* [Record set]:

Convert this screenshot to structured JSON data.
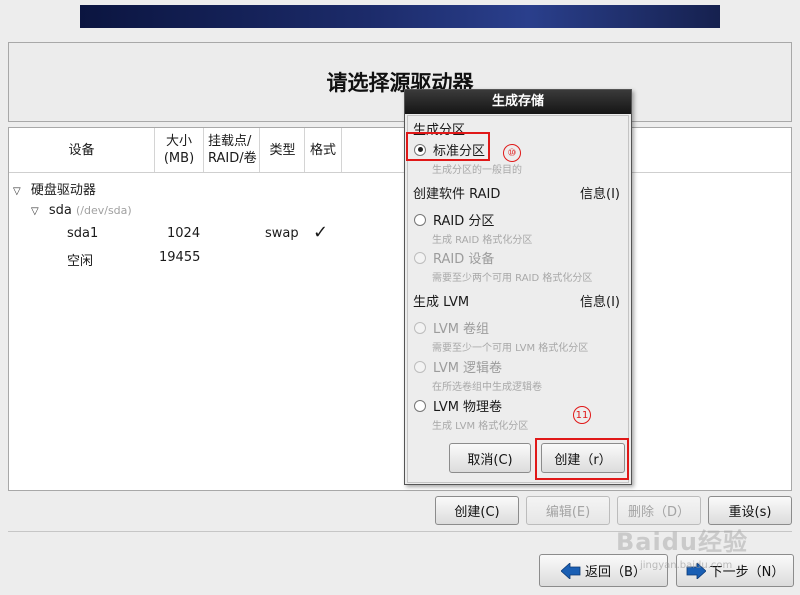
{
  "page": {
    "title": "请选择源驱动器"
  },
  "table": {
    "columns": [
      "设备",
      "大小\n(MB)",
      "挂载点/\nRAID/卷",
      "类型",
      "格式"
    ],
    "tree": {
      "group_label": "硬盘驱动器",
      "disk_label": "sda",
      "disk_path": "(/dev/sda)",
      "rows": [
        {
          "device": "sda1",
          "size": "1024",
          "mount": "",
          "type": "swap",
          "format": "✓"
        },
        {
          "device": "空闲",
          "size": "19455",
          "mount": "",
          "type": "",
          "format": ""
        }
      ]
    }
  },
  "dialog": {
    "title": "生成存储",
    "section_partition": "生成分区",
    "opt_standard": "标准分区",
    "hint_standard": "生成分区的一般目的",
    "section_raid": "创建软件 RAID",
    "info_label": "信息(I)",
    "opt_raid_partition": "RAID 分区",
    "hint_raid_partition": "生成 RAID 格式化分区",
    "opt_raid_device": "RAID 设备",
    "hint_raid_device": "需要至少两个可用 RAID 格式化分区",
    "section_lvm": "生成 LVM",
    "opt_lvm_vg": "LVM 卷组",
    "hint_lvm_vg": "需要至少一个可用 LVM 格式化分区",
    "opt_lvm_lv": "LVM 逻辑卷",
    "hint_lvm_lv": "在所选卷组中生成逻辑卷",
    "opt_lvm_pv": "LVM 物理卷",
    "hint_lvm_pv": "生成 LVM 格式化分区",
    "cancel": "取消(C)",
    "create": "创建（r）"
  },
  "annotations": {
    "step10": "⑩",
    "step11": "11"
  },
  "toolbar": {
    "create": "创建(C)",
    "edit": "编辑(E)",
    "delete": "删除（D）",
    "reset": "重设(s)"
  },
  "nav": {
    "back": "返回（B）",
    "next": "下一步（N）"
  },
  "watermark": {
    "text": "Baidu经验",
    "url": "jingyan.baidu.com"
  },
  "colors": {
    "highlight": "#e01818",
    "banner": "#1c2b6a",
    "arrow": "#1a5fb4"
  }
}
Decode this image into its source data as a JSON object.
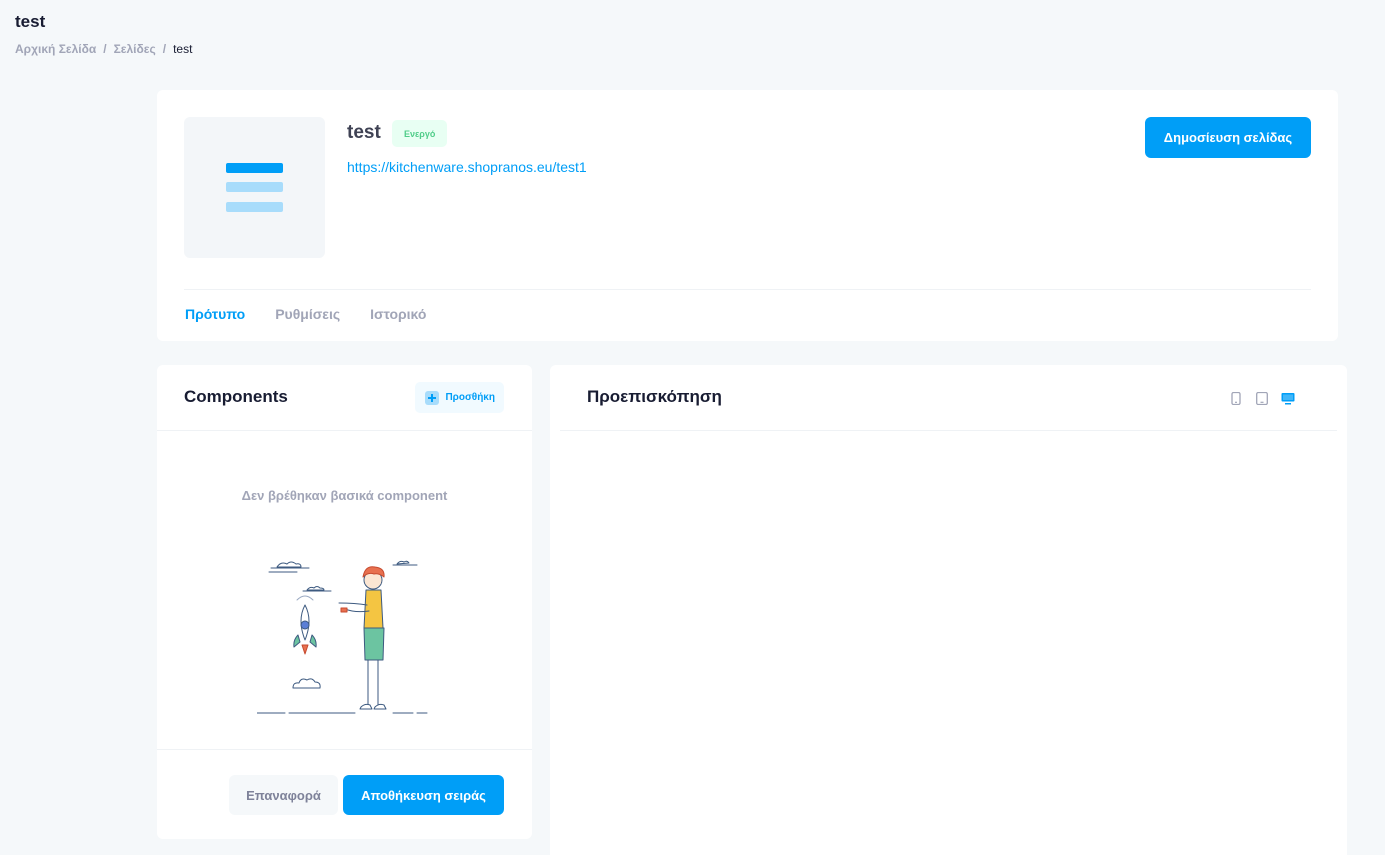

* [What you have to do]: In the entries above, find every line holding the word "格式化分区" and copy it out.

* [Your solution]:
    "hint_raid_partition": "生成 RAID 格式化分区",
    "hint_raid_device": "需要至少两个可用 RAID 格式化分区",
    "hint_lvm_vg": "需要至少一个可用 LVM 格式化分区",
    "hint_lvm_pv": "生成 LVM 格式化分区",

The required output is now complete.